With the presidential election 17 days away, Donald Trump and Hillary Clintonboth focused on other targets on Saturday.
Trump used what was billed as a major policy address to threaten lawsuits against women who have accused him of sexual misconduct, hours before a new accuser came forward. Clinton, ahead in national polls by around six points, shifted her focus to the Senate and the House.
Speaking in Pittsburgh, Clinton turned her focus on to the incumbent Republican Pennsylvania senator Pat Toomey, who faces a tough re-election fight against Democrat Katie McGinty. Clinton boosted the challenger while criticizing Toomey, who has yet to say if he will vote for Trump in November.
Later, Clinton told reporters: “As we’re traveling in these last 17 days, we’re going to be emphasizing the importance of electing Democrats down the ballot.”
In Gettysburg, a stone’s throw from the site of the bloodiest battle in American history, Trump showed new venom as he attacked the women who have accused him of groping and inappropriate sexual advances.
“Every woman lied when they came forward to hurt my campaign, total fabrication,” Trump said of the 10 women who had then come forward to accuse him of sexual misconduct, hours before an 11th, Jessica Drake, spoke at a press conference in Los Angeles.
“The events never happened,” Trump added. “All of these liars will be sued after the election is over.”
Speaking to a crowd who had been invited to hear a major policy speech, he added: “It was probably the [Democratic National Committee] and the Clinton campaign that put forward these liars with these fabricated stories.”
Later, speaking to reporters on her campaign plane, with running mate Tim Kaine at her side, Clinton said: “That is just not accurate.”
She added: “I saw where our opponent Donald Trump went to Gettysburg, one of the most extraordinary places in American history, and basically said if he’s president he’ll spend his time suing women who have made charges against him based on his behavior.
“Tim and I are going to keep talking about what we want to do if we’re given the great honor of serving as president and vice-president.”
The accusations against Trump have been made after the release earlier this month of a 2005 recording of him bragging about grabbing women by the genitalia and trying to “fuck” a married woman.
Trump subsequently apologized and, when questioned by moderator Anderson Cooper in the second presidential debate, denied that he had never actually engaged in such behavior.
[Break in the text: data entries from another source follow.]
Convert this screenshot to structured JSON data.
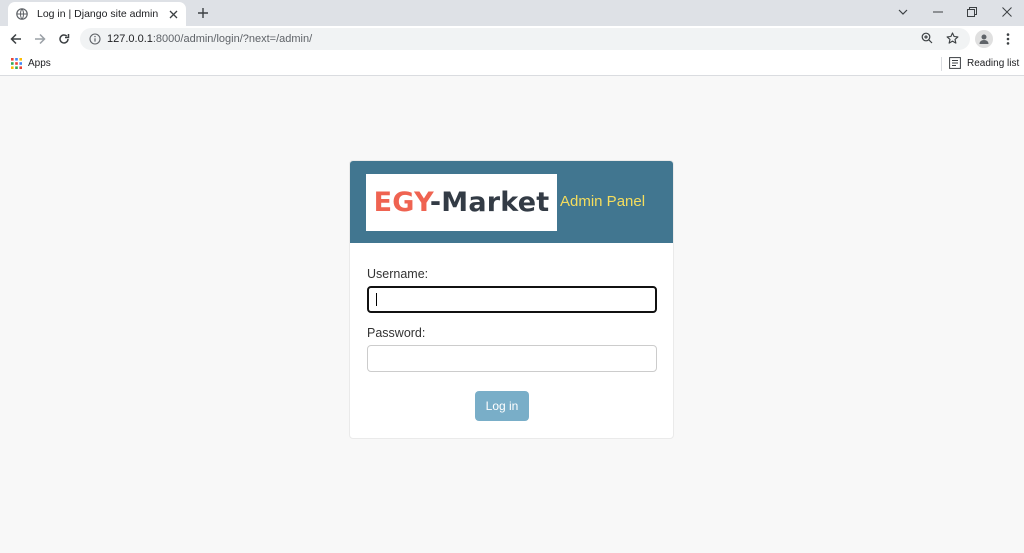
{
  "browser": {
    "tab": {
      "title": "Log in | Django site admin"
    },
    "address_bar": {
      "host": "127.0.0.1",
      "rest": ":8000/admin/login/?next=/admin/"
    },
    "bookmarks": {
      "apps_label": "Apps",
      "reading_list_label": "Reading list"
    }
  },
  "login": {
    "logo": {
      "part1": "EGY",
      "part2": "-Market"
    },
    "subtitle": "Admin Panel",
    "username": {
      "label": "Username:",
      "value": ""
    },
    "password": {
      "label": "Password:",
      "value": ""
    },
    "submit_label": "Log in"
  },
  "colors": {
    "header_bg": "#417690",
    "logo_accent": "#ef6351",
    "logo_dark": "#333b45",
    "subtitle": "#f5dd5d",
    "button_bg": "#79aec8",
    "page_bg": "#f8f8f8"
  },
  "icons": {
    "tab_favicon": "globe-icon",
    "tab_close": "close-icon",
    "new_tab": "plus-icon",
    "back": "arrow-left-icon",
    "forward": "arrow-right-icon",
    "reload": "reload-icon",
    "site_info": "info-icon",
    "zoom": "zoom-icon",
    "bookmark": "star-icon",
    "profile": "person-icon",
    "menu": "kebab-menu-icon",
    "apps": "apps-grid-icon",
    "reading_list": "reading-list-icon"
  }
}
Women have since come forward to challenge that claim.
Drake, a 42-year-old porn star and sex educator, said on Saturday that Trump hugged her and kissed on the lips without permission at a golf tournament in Lake Tahoe “10 years ago”. She also said Trump offered her $10,000 to return to his hotel room alone.
Drake appeared at a press conference with the lawyer Gloria Allred, who released to the press a picture of Drake with Trump at the golf event.
In an unattributed statement, the Trump campaign said: “This story is totally false and ridiculous. The picture is one of thousands taken out of respect for people asking to have their picture taken with Mr Trump.
“Mr Trump does not know this person, does not remember this person and would have no interest in ever knowing her.”
In Gettysburg, Trump also claimed the media fabricated stories to make him “look bad”, in particular, never showing or talking “about the massive crowd size” at his rallies.
He returned to other familiar topics, claiming without evidence the existence of massive voter fraud and attacking Clinton. At a rally in Cleveland on Saturday evening, he said his opponent was guilty of “opening the door to unlimited drugs pouring into your community”.
Trump eventually did use his speech in Gettysburg to attempt to put his policy proposals in new focus, with what his campaign had billed as his “Contract for the American Voter”.
He reiterated policies such as cutting taxes, increasing military spending, implementing ethics reform in Washington and building a wall on the Mexican border.
The setting for the speech – close to the battlefield where in 1863 Abraham Lincoln delivered the Gettysburg Address – was meant to be symbolic. Trump, campaign sources said, believes the country to be almost divided as it was during the civil war. That conflict lasted for more than four years. More than 600,000 Americans died.